They explained: "Plutonomies have occurred before in sixteenth century Spain, in seventeenth century Holland, the Gilded Age and the Roaring Twenties in the U.S ... Often these wealth waves involve great complexity, exploited best by the rich and educated of the time." According to the Citigroup experts, a plutonomic economy is driven by the consumption of the classes, not the masses:
In a plutonomy there is no such animal as 'the U.S. consumer' or 'the UK consumer,' or indeed the 'Russian consumer.' There are rich consumers, few in number, but disproportionate in the gigantic slice of income and consumption they take. There are the rest, the 'no-rich,' the multitudinous many, but only accounting for surprisingly small bites of the national pie.
The Citigroup analysts speculated that a plutonomic world economy could be driven by the spending of the world’s rich minority, whose ranks are "swelling from globalized enclaves in the emerging world."

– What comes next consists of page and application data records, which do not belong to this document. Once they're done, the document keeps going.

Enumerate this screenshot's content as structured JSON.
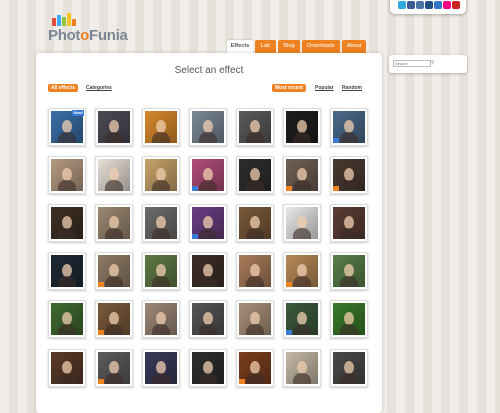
{
  "brand": {
    "name_part1": "Phot",
    "name_accent": "o",
    "name_part2": "Funia"
  },
  "social_icons": [
    {
      "name": "twitter-icon",
      "color": "#33aadd"
    },
    {
      "name": "facebook-icon",
      "color": "#3b5998"
    },
    {
      "name": "vkontakte-icon",
      "color": "#4c75a3"
    },
    {
      "name": "livejournal-icon",
      "color": "#1e4f86"
    },
    {
      "name": "delicious-icon",
      "color": "#3377cc"
    },
    {
      "name": "flickr-icon",
      "color": "#ff0084"
    },
    {
      "name": "youtube-icon",
      "color": "#cc2222"
    }
  ],
  "nav": {
    "tabs": [
      {
        "label": "Effects",
        "active": true
      },
      {
        "label": "Lab",
        "active": false
      },
      {
        "label": "Blog",
        "active": false
      },
      {
        "label": "Downloads",
        "active": false
      },
      {
        "label": "About",
        "active": false
      }
    ]
  },
  "search": {
    "placeholder": "Search"
  },
  "main": {
    "title": "Select an effect",
    "filters": {
      "all_effects": "All effects",
      "categories": "Categories"
    },
    "sort": {
      "most_recent": "Most recent",
      "popular": "Popular",
      "random": "Random"
    }
  },
  "effects_grid": {
    "rows": [
      [
        {
          "bg": "#3a6fa8",
          "new": true,
          "new_label": "New!"
        },
        {
          "bg": "#4d4a55"
        },
        {
          "bg": "#d98a2c"
        },
        {
          "bg": "#7a8896"
        },
        {
          "bg": "#5a5a5a"
        },
        {
          "bg": "#1e1e1e"
        },
        {
          "bg": "#4a6a8a",
          "flag": "#3a7bd5"
        },
        {
          "bg": "#b2302c"
        }
      ],
      [
        {
          "bg": "#b69a82"
        },
        {
          "bg": "#e6dfd6"
        },
        {
          "bg": "#c9a36a"
        },
        {
          "bg": "#b14e78",
          "flag": "#3a7bd5"
        },
        {
          "bg": "#2e2e2e"
        },
        {
          "bg": "#6f6055",
          "flag": "#ee8221"
        },
        {
          "bg": "#4a3a30",
          "flag": "#ee8221"
        }
      ],
      [
        {
          "bg": "#3e3024"
        },
        {
          "bg": "#9b8872"
        },
        {
          "bg": "#6e6c6a"
        },
        {
          "bg": "#6a3e82",
          "flag": "#3a7bd5"
        },
        {
          "bg": "#7a5a3a"
        },
        {
          "bg": "#e8e8e8"
        },
        {
          "bg": "#5c3e34"
        }
      ],
      [
        {
          "bg": "#1e2a36"
        },
        {
          "bg": "#8f7c66",
          "flag": "#ee8221"
        },
        {
          "bg": "#5f7a45"
        },
        {
          "bg": "#3e2e28"
        },
        {
          "bg": "#a87c5a"
        },
        {
          "bg": "#b78a56",
          "flag": "#ee8221"
        },
        {
          "bg": "#59804a"
        }
      ],
      [
        {
          "bg": "#3f6a30"
        },
        {
          "bg": "#7a5a3a",
          "flag": "#ee8221"
        },
        {
          "bg": "#9d8878"
        },
        {
          "bg": "#555555"
        },
        {
          "bg": "#a8907a"
        },
        {
          "bg": "#3c5a3c",
          "flag": "#3a7bd5"
        },
        {
          "bg": "#3a7a2a"
        }
      ],
      [
        {
          "bg": "#5a3a28"
        },
        {
          "bg": "#5c5c5c",
          "flag": "#ee8221"
        },
        {
          "bg": "#3a3a5a"
        },
        {
          "bg": "#2e2e2e"
        },
        {
          "bg": "#7a3e1e",
          "flag": "#ee8221"
        },
        {
          "bg": "#c4b8a4"
        },
        {
          "bg": "#4a4a4a"
        }
      ]
    ]
  }
}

The data support their analysis. According to Moody’s Analytics, the top 5 percent of American earners are responsible for 35 percent of consumer spending, while the bottom 80 percent engage in only 39.5 percent of consumer outlays.
[My note: The spending share of the top 5% has risen from 35% to 37% since this article was published.]
Meanwhile, the top 20 percent received nearly half of all income generated in the U.S. — 49.4 percent — and the ratio of the income of the top 10 percent of Americans to the poor has risen from 7.69-to-1 in 1968 to 14.5-to-1 in 2010.
Lind tells us that Plutonomies are far less stable than more balanced societies.
But history makes it clear that when economies mutate into plutonomies they become dangerously volatile. Just as a ship with a broad base is more stable than a top-heavy boat, so an economy in which well-paid workers create mass consumer markets for the goods and services they provide is more stable than a top-heavy plutonomy.
Well, no kidding. Since we are so dependent on the spending of the rich to keep us afloat, we must worry that the rich will cut their spending, thus endangering us all. That's why Zandi speaks of the fragility of "the recovery" in the quote below.
Mark Zandi, chief economist for Moody’s Analytics, cites two main reasons for the increase [in spending by the top 5%]. First, the wealthy panicked during the financial crisis and stopped spending. When markets rebounded, they came out of their shells and started spending again. “I think that pent-up demand was unleashed,” he said. “It was an unusually high rate of spending.”
“I don’t think it’s healthy for the economy to be so dependent on the top 2% of the income distribution,” Mr. Zandi said. He added that, “In the near term it highlights the fragility of the recovery.”
[My note: Not healthy? Is the Pope catholic?]
In fact, the recent spending of the wealthy may be unsustainable. Their savings rate has gone from more than 26% in 2008 to a negative 7% in the first quarter of 2010, according to the Moody’s Analytics data. They still have lots of savings. But the massive draw on that in the past two years is unlikely to continue at the same pace.
“I think we’re already seeing a slowdown in spending by this group,” Mr. Zandi says.
And that should be a worry for all of us.
So here we are in 2011, with working Americans taking it up the wazoo, and now we're supposed to worry about whether wild spending by the rich is unsustainable. Because if they stop spending like there's no tomorrow, which was made possible by Ben Bernanke & Co., we may not have "a recovery".
Apparently, we need not worry much about the fact that we live in a society where the top 5% of income earners have most of the money and account for 37% of all "consumer" spending, whereas the bottom 80% of us account for merely 39.5% of that spending. If a sufficient number of people were to start worrying about inequality, there might a revolution in the streets. As we have learned, Plutonomies are notoriously unstable.
But there's no need to worry about a revolution in the streets. The owners of this country have matters well in hand.